For a bipolar junction transistor to operate properly, the base-emitter junction must be forward biased while the collector-base junction must be reverse biased. This will place $$V_{BE}$$ at approximately 0.7 volts and the collector current $$I_C$$ will be equal to the base current $$I_B$$ times the current gain $$beta$$. For small signal devices, the current gain is greater than 100 typically. Thus, $$I_C \gg I_B$$ and $$I_C \approx I_E$$.
The common emitter configuration places the emitter terminal at ground. The base terminal is seen as the input and the collector as the output. Using a fixed base supply, the base current is dependent on the value of the base resistor via Ohm’s law.

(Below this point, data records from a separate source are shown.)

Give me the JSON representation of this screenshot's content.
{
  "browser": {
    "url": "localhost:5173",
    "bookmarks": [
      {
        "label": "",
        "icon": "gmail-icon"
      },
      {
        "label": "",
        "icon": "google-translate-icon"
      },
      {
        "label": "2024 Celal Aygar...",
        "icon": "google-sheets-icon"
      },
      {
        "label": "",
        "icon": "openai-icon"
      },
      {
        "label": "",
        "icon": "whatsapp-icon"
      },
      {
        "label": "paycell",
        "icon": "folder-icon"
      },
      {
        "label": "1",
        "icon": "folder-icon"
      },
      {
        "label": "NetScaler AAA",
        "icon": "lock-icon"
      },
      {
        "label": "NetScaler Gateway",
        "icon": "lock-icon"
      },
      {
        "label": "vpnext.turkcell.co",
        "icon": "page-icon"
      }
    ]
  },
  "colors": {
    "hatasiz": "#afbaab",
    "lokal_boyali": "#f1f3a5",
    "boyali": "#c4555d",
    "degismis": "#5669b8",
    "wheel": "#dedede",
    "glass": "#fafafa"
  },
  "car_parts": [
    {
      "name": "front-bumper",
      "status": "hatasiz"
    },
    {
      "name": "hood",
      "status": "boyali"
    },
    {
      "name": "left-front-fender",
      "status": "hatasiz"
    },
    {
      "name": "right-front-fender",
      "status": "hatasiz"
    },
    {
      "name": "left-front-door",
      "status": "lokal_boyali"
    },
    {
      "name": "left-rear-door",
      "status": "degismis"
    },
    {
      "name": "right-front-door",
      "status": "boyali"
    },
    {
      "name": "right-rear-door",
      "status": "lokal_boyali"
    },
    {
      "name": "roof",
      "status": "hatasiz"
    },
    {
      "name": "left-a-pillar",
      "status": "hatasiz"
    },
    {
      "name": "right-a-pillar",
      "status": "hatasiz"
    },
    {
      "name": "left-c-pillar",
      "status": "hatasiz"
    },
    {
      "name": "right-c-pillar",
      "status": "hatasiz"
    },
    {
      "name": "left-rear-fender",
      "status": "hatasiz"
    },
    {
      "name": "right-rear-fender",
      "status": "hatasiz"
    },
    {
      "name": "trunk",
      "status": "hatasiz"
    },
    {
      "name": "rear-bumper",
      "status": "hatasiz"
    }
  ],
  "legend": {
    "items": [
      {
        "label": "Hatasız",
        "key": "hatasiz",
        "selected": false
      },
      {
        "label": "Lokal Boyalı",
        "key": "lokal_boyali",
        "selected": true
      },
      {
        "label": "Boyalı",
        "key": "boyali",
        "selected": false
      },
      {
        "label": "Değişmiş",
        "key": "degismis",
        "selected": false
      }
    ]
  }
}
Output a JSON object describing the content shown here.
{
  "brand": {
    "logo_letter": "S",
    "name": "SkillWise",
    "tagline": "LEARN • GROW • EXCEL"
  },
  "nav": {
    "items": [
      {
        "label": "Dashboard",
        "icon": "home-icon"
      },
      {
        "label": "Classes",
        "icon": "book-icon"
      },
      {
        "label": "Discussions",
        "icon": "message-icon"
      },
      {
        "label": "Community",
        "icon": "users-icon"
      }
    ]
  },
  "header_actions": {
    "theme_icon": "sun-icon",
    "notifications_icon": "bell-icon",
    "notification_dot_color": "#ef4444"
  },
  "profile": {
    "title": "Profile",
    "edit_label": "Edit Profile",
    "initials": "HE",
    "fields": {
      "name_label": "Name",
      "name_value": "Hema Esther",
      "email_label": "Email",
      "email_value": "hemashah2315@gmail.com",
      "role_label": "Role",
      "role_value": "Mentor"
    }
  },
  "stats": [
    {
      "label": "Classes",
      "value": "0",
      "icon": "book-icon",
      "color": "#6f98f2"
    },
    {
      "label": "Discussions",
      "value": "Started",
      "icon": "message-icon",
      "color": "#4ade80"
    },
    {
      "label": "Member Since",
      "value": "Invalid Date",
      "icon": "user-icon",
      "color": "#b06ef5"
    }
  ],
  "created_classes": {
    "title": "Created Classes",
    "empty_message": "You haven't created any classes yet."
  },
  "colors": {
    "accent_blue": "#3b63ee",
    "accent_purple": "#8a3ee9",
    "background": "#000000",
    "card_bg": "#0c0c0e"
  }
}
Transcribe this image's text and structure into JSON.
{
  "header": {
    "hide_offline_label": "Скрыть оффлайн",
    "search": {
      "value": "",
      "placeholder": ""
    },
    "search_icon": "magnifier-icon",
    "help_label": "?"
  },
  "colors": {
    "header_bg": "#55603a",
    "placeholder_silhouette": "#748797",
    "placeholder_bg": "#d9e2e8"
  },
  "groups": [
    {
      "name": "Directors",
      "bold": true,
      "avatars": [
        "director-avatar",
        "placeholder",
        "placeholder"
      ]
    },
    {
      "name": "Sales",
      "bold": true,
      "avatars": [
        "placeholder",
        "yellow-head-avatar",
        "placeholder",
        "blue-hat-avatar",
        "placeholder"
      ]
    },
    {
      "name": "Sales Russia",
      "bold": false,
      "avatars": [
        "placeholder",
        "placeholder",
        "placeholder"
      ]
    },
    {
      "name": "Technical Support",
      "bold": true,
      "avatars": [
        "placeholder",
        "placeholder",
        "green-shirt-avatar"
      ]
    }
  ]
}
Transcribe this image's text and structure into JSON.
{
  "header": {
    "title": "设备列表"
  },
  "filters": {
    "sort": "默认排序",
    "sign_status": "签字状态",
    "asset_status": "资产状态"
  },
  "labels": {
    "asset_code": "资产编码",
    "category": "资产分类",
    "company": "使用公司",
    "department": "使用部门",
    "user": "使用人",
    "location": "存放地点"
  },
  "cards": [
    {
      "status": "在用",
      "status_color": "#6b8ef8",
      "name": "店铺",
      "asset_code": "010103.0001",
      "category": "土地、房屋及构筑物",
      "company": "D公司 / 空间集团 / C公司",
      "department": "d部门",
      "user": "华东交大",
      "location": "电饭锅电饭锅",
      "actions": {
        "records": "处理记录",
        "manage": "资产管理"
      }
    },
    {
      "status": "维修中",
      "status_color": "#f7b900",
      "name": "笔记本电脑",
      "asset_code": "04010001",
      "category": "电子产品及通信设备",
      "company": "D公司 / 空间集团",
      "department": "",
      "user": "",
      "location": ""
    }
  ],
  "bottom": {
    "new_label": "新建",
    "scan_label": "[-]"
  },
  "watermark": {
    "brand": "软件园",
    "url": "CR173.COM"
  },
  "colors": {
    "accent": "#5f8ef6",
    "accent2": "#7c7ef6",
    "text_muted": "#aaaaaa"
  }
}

Consequently, any variation in current gain across a batch of transistors will show up as an equivalent variation in collector current, and by extension, a variation in collector-emitter voltage $$V_{CE}$$.